By Shannon Smith, Teknovation Assistant Editor, PYA
If you’ve ever been a young woman at a college bar, then you know the reality of having a drink spiked. Men, this can happen to you, too. It’s been a problem for years, with no truly easy way to detect if something is in your drink before you take a sip.
Tanner Hawkins has an idea that could change that.
“This is a market that sadly is not going to go away anytime soon,” said, a senior in business management and international business at the University of Tennessee, Knoxville (UTK). “It’s a problem that will always need a solution. I don’t like to monetize victims like that, but at the same time, there will always be people who are victimized by this.”
His pitch is Safe Sip, a straw that will change colors if an additive is detected at any point.
“It would alert the user as well as alert anyone else around them because you can look over the person next to you and see that was a Safe Sip straw and see if it had been activated,” said Hawkins. “That would deter the predator and it would ensure their safety.”
The idea for Safe Sip came to Hawkins on a whim, when he was given a class assignment and tried to think of a problem that hasn’t really been solved yet.
“I was in an entrepreneurship class where we were tasked with developing our own business idea,” he said. “I tossed out this idea for Safe Sip, and they loved it and they ran with it. I got a lot of positive feedback from my professors and colleagues so I ended up going and pursuing this and pitching in Vol Court.”
His product idea hit home with a lot of people, including the judges of Vol Court, an annual speaker series and pitch competition through the Anderson Center for Entrepreneurship and Innovation in the Haslam College of Business.
Hawkins walked away from the Fall 2022 Vol Court Pitch Competition with a third-place win and a $500 check to invest in the creation of Safe Sip.
“The thinking wasn’t necessarily behind the money, it was behind the resources and connections you can make along the way,” he said of his decision to be part of Vol Court. “During the four-week process of speakers, they’re all very well-versed, very professional, experienced individuals. So hearing their stories and what they’ve gone through was very inspiring, like learning about their misfortunes and how they succeeded, how they rebounded, that was really interesting.”

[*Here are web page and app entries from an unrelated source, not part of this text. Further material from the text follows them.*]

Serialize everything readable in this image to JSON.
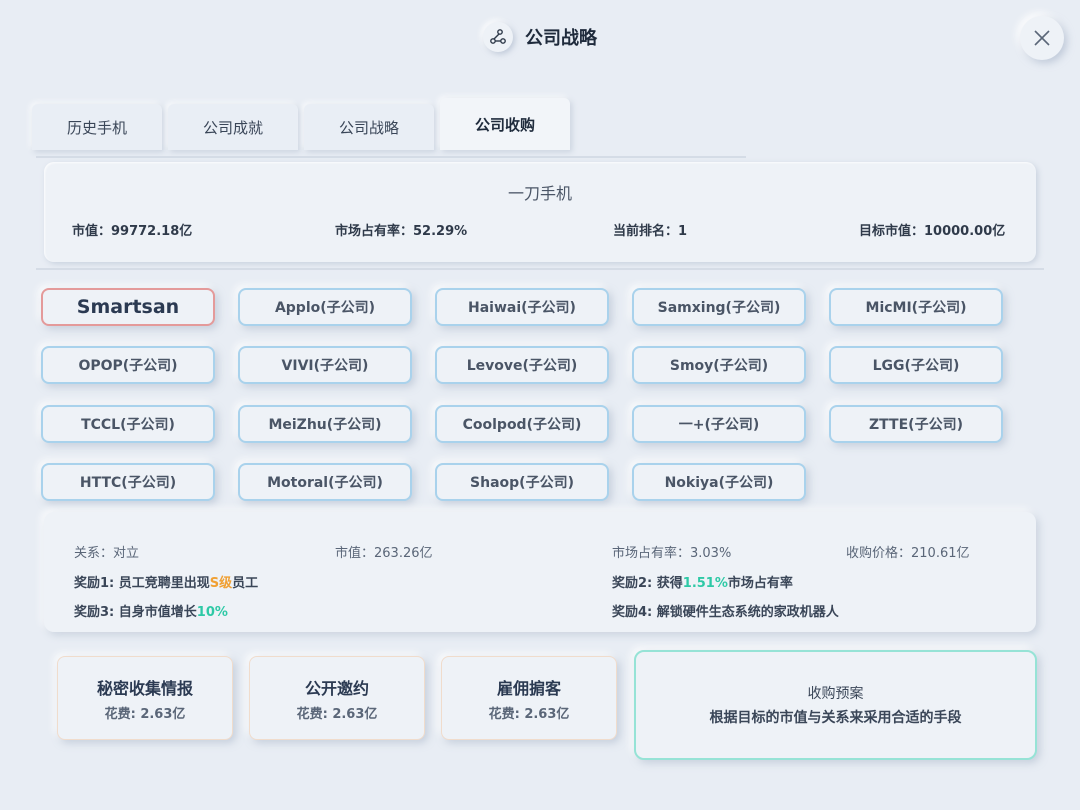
{
  "header": {
    "title": "公司战略",
    "icon": "network-icon",
    "close_icon": "close-icon"
  },
  "tabs": [
    {
      "label": "历史手机",
      "active": false
    },
    {
      "label": "公司成就",
      "active": false
    },
    {
      "label": "公司战略",
      "active": false
    },
    {
      "label": "公司收购",
      "active": true
    }
  ],
  "company": {
    "name": "一刀手机",
    "market_value": "市值：99772.18亿",
    "market_share": "市场占有率：52.29%",
    "rank": "当前排名：1",
    "target_value": "目标市值：10000.00亿"
  },
  "companies": [
    {
      "label": "Smartsan",
      "selected": true
    },
    {
      "label": "Applo(子公司)"
    },
    {
      "label": "Haiwai(子公司)"
    },
    {
      "label": "Samxing(子公司)"
    },
    {
      "label": "MicMI(子公司)"
    },
    {
      "label": "OPOP(子公司)"
    },
    {
      "label": "VIVI(子公司)"
    },
    {
      "label": "Levove(子公司)"
    },
    {
      "label": "Smoy(子公司)"
    },
    {
      "label": "LGG(子公司)"
    },
    {
      "label": "TCCL(子公司)"
    },
    {
      "label": "MeiZhu(子公司)"
    },
    {
      "label": "Coolpod(子公司)"
    },
    {
      "label": "一+(子公司)"
    },
    {
      "label": "ZTTE(子公司)"
    },
    {
      "label": "HTTC(子公司)"
    },
    {
      "label": "Motoral(子公司)"
    },
    {
      "label": "Shaop(子公司)"
    },
    {
      "label": "Nokiya(子公司)"
    }
  ],
  "detail": {
    "relation": "关系：对立",
    "market_value": "市值：263.26亿",
    "market_share": "市场占有率：3.03%",
    "price": "收购价格：210.61亿",
    "reward1_prefix": "奖励1: 员工竞聘里出现",
    "reward1_highlight": "S级",
    "reward1_suffix": "员工",
    "reward2_prefix": "奖励2: 获得",
    "reward2_highlight": "1.51%",
    "reward2_suffix": "市场占有率",
    "reward3_prefix": "奖励3: 自身市值增长",
    "reward3_highlight": "10%",
    "reward4": "奖励4: 解锁硬件生态系统的家政机器人"
  },
  "actions": [
    {
      "title": "秘密收集情报",
      "cost": "花费: 2.63亿"
    },
    {
      "title": "公开邀约",
      "cost": "花费: 2.63亿"
    },
    {
      "title": "雇佣掮客",
      "cost": "花费: 2.63亿"
    }
  ],
  "plan": {
    "title": "收购预案",
    "desc": "根据目标的市值与关系来采用合适的手段"
  },
  "colors": {
    "background": "#e8edf4",
    "selected_border": "#e49a9a",
    "company_border": "#a9d2ec",
    "highlight_orange": "#f0a033",
    "highlight_teal": "#2ec9a6",
    "plan_border": "#96e3d6"
  }
}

Hawkins, who will graduate in December 2022, thinks his idea was in the top three at Vol Court because of its immediacy.
“Personally, I think it’s because it is such a reoccurring problem. It’s a problem that needs a solution, like, now, and it is a market that will never go away,” he said.
He’ll take his winning money and put it toward research and development to make the idea of Safe Sip come to life.
“Next definitely is reaching out to more people who are engineers, chemists, trying to figure out a way to make his product more cost-effective and get it out into stores,” said Hawkins “Make connections, reaching out to businesses seeing if the bars would even be interested in it.”
As Hawkins continues to apply for jobs, he now knows he’d like to continue calling himself an entrepreneur.
“I have always been afraid of the whole nine-to-five job. That sounds like a prison to me,” he said. “Being able to control what you do, when you do it, how you do it, anything can happen. It’s just really exciting never knowing what’s coming next.”